Mashed potatoes are often the overlooked middle child of the Thanksgiving table. While you may preach that everyone gets the same amount of love, and equal attention is paid to all three children, really the middle child always gets the short end of the stick – or so I’ve heard. On Thanksgiving, after you’ve lovingly prepared Grandma’s dressing and taken the time to make green bean casserole from scratch, the potatoes are oftentimes a dish that get completely overlooked or haphazardly put together minutes before turkey time.
They happen to be one of the simplest additions to the lineup of food on the big day, BUT they’re also one of the easiest sides to screw up. There can be lumps. The starchy flesh can turn gummy in an instant. They can be grainy. And worst of all, they can be completely and utterly flavorless.
Over the years I’ve humbly mastered the mashed potato process, and I think I have few key tips that will ensure that you too, can become a pro at whipping up the perfect mashed potato. Thus ensuring equal love to all sides.
Here are my steps to the perfect mashed potato.
Step 1. Season your cooking liquid! I find that this one of the most important steps, because potatoes naturally have no seasoning or taste, you want to be able to flavor the potatoes in each step. Salting the cooking liquid ensures that ample flavor is infused into the actual potato itself.
Step 2. Use a ricer. I can’t tell you how thankful I am for purchasing this guy years ago, it’s been a total lifesaver and produces silky smooth mashed potatoes every single time.
Step 3. Rice potatoes when they are still hot.
Step 4. Add hot liquid to the hot mashed potatoes. Adding cold cream, milk or butter will actually cool the potatoes down, which will in turn risk a lumpy mash.

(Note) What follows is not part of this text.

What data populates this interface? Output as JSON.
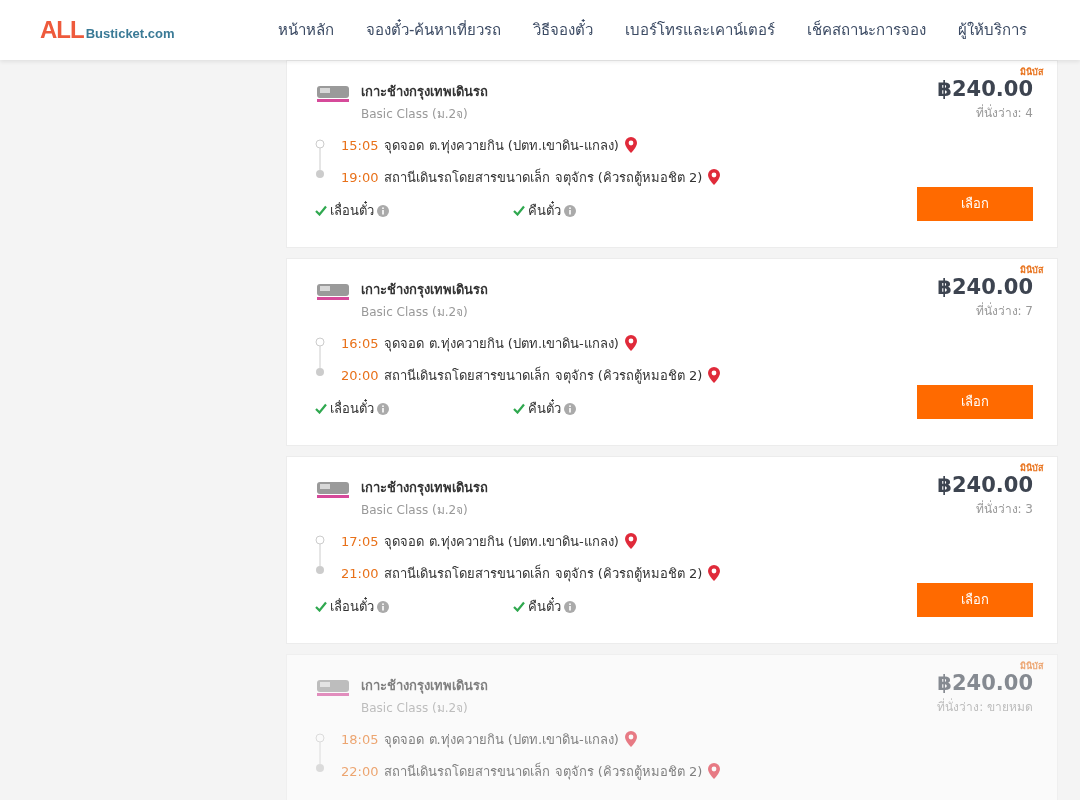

Step 5. Infuse the cooking liquid. If you have say, a garlic flavor like in this recipe, but don’t want the actual texture of garlic in the final result, adding it directly to the liquid (i.e. the butter, milk or cream) to let it steep will transfer to the potatoes when you add the liquid.
Step 6. Lots and lots of butter. Ok it’s no secret that butter makes everything better, and while I normally wouldn’t advise you to throw THS much butter into a dish, it’s Thanksgiving. I give you permission to consume as much butter as your little heart desires.
Step 8. Work quickly and do not over-mash! This is as important as any other step, working quickly, again, facilitates in a lump-free end result, but it also keeps the potatoes from becoming gummy, something I know first-hand.
I know it may seem like an obnoxiously long list of steps, but they’re all insanely easy to follow, and I can assure you, it will put perfect mashed potatoes are your table in less than 30 minutes. Of course you can also make them ahead of time, and re-heat them later, which I’d actually suggest for Thanksgiving Day. Just gently reheat them on the stove, or if there’s more heating real estate in the oven, transfer the potatoes to an oven-safe dish and let them warm up in there.
Because I didn’t actually make these on Thanksgiving, it was just Kevin and I inhaling these, so this recipe isn’t going to feed a group of 10+ people, I’d say this is more geared towards four people, but it’s easily doubled or tripled if you have a large Thanksgiving crowd.
If I don’t talk to you before the big day, have a wonderful Thanksgiving. I wish for you a lot of laughs, family-bonding time and of course a ridiculous amount of delicious food.
- 1½ pounds russet or yukon gold potatoes, peeled and cut into large cubes
- 1 stick unsalted butter, 2 tablespoons, divided
- 1 head of garlic, cloves individually smashed with the back of a knife.
- ¾ cup warm heavy cream
- ½ cup sour cream
- ½ teaspoon salt
- Add potatoes to a medium pan and fill with water making sure all potatoes are covered, Season liberally salt. The water should taste as salty as sea water. Bring to a boil and reduce to a simmer until potatoes are fork-tender, about 15 minutes.
- While potatoes are cooking melt 1 stick of butter on a low heat. Once milk solids rise to the top, remove. Add smashed garlic and cook on low to infuse the garlic, about 10-15 minutes. Remove garlic.
- Drain potatoes, making sure to get rid of any excess moisture.
- While potatoes are still hot, pass through a ricer and add back to pot.
- Pour in melted butter, salt, heavy cream and sour cream. Using a hand held mixer, beat the potatoes on high until all ingredients are incorporated and potatoes are smooth and fluffy.
- Transfer to serving dish and pour remaining melted butter over. Sprinkle with paprika and chopped parsley.